In 2019, Dell Technologies commissioned a study of 4,600 global business leaders and their progress on the digital transformation journey. The Digital Transformation Index II found that 78% of respondents believe that transformation should be more widespread throughout their organization and over half are worried about meeting customer demands over the next five years.

These findings are surprising to me because digital transformation has received so much attention over the last few years. There has been an abundance of dialog on digital transformation, but it appears that despite that interest, concerns remain.

I believe three main challenges are contributing to these concerns, but excellent strides have been made to overcome them.

Higher Demand for Privacy Protection

The digital landscape has seen an increasing focus on privacy as well as regulations surrounding it such the General Data Protection Regulation (GDPR) . This is made more evident in the lack of consumer trust in companies and a demand for transparency and accountability following headlines of opaque usages of personal data. In fact, according to the Index, nearly half of the business leaders are worried their organization won’t prove trustworthy in the next 5 years.

Companies can address data privacy challenges by integrating security into the Software Development Lifecycle (SDLC) and DevOps process; from design, development, testing, and deployment. For example, MGM Technology Partners was looking for a way to reduce the amount of time spent fixing security bugs encountered in their CRM system. Security bugs were discovered after software was fully developed and released which required considerable time and effort to address. Longer remediation time presented a greater risk that customer data could be exposed.

MGM Technology Partners began performing security tests on portions of code as soon as it was developed prior to production so that issues could be fixed quickly. This resulted in significantly fewer security bugs in released code and greater confidence in their ability to protect private customer data. The Digital Transformation Index II shows that almost half of the organizations surveyed are building security and privacy into devices, applications, and algorithms. At the same time, companies need to consider the ethical implications of how they use personal data.
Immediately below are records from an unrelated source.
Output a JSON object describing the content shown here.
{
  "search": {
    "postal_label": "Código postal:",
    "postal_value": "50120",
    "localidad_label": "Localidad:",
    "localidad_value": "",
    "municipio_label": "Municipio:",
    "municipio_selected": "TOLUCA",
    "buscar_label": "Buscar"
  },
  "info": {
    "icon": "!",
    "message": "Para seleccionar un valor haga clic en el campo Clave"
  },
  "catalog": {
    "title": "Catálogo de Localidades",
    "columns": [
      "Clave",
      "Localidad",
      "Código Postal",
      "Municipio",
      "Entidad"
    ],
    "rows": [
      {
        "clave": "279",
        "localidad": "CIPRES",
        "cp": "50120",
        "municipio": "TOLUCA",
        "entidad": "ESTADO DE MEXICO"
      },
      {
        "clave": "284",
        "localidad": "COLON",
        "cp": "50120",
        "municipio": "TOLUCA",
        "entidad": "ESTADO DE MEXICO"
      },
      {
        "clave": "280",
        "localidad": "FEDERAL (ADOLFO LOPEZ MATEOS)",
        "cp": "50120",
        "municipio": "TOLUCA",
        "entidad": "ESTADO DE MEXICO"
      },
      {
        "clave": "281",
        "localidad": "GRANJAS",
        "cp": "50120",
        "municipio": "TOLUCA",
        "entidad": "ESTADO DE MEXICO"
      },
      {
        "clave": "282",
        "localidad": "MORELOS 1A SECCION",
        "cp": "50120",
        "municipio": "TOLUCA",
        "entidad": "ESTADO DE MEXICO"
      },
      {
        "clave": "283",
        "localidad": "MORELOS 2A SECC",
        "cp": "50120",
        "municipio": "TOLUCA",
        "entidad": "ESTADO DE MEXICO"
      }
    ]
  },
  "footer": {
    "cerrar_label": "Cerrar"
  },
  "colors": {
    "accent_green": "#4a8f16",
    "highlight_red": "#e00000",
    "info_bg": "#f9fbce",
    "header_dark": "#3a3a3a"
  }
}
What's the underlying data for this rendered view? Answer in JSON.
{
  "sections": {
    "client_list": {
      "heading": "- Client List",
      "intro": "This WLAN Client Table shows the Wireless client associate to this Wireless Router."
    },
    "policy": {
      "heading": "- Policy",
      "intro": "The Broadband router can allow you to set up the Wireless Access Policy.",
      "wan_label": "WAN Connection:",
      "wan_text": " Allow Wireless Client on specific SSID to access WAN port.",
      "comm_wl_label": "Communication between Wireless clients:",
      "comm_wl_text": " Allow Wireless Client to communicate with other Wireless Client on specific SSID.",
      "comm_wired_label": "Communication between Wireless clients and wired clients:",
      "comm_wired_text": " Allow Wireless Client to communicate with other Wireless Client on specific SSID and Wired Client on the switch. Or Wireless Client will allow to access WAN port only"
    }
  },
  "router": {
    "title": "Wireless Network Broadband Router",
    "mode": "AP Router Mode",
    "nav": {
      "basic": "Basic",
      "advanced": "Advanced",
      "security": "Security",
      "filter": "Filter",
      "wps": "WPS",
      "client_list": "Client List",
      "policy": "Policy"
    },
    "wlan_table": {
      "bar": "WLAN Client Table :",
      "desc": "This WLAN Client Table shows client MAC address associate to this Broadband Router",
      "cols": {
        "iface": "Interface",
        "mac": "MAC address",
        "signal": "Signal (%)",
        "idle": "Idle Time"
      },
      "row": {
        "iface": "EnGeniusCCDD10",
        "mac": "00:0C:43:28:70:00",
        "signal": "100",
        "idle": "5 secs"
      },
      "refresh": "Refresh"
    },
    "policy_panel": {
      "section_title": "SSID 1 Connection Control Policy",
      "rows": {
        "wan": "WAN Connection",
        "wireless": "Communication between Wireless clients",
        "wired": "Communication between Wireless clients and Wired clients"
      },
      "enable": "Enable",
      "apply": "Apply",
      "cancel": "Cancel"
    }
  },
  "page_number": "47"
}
Consumer Expectations are Increasing

Consumers expect to see product and service improvements to continue at a rapid rate. These expectations have risen equal to or even faster than most businesses can advance. Nonetheless, this is an excellent – if not necessary — opportunity for businesses to thrive in the future. almost 8 out of 10 business leaders surveyed by Dell are considering to harness emerging technologies to predict customer demands and manage resources

Lack of Digital Transformation Talent

Companies need digital transformation talent to keep up with the rapid pace of technology and changing demands of customers and partners. Some key skills include data analytics, problem-solving, information technology, and communication, a 2017 Robert Half study shows. In addition to these skills, accelerator programs can help to foster the creativity needed to innovate disruptive technologies and services. Furthermore, companies are increasing investment in digital skills and talents to address the shortage of skilled people. According to the Index, results indicate that this investment area has increased significantly from 27% in 2016 to 46% in 2018.

The Next Step Forward

Technology has the potential to revolutionize when integrated into business processes to deliver faster business agility and greater value to customers. The digital transformation journey is challenging but ultimately fruitful and essential for the modern company. Most companies are not there yet, but research shows that we are making strides to address digital transformation challenges. Each step leads us closer to the goal in a world brimming with opportunities.

This post was sponsored by Dell, but the opinions are my own and don’t necessarily represent Dell Technologies’ positions or strategies.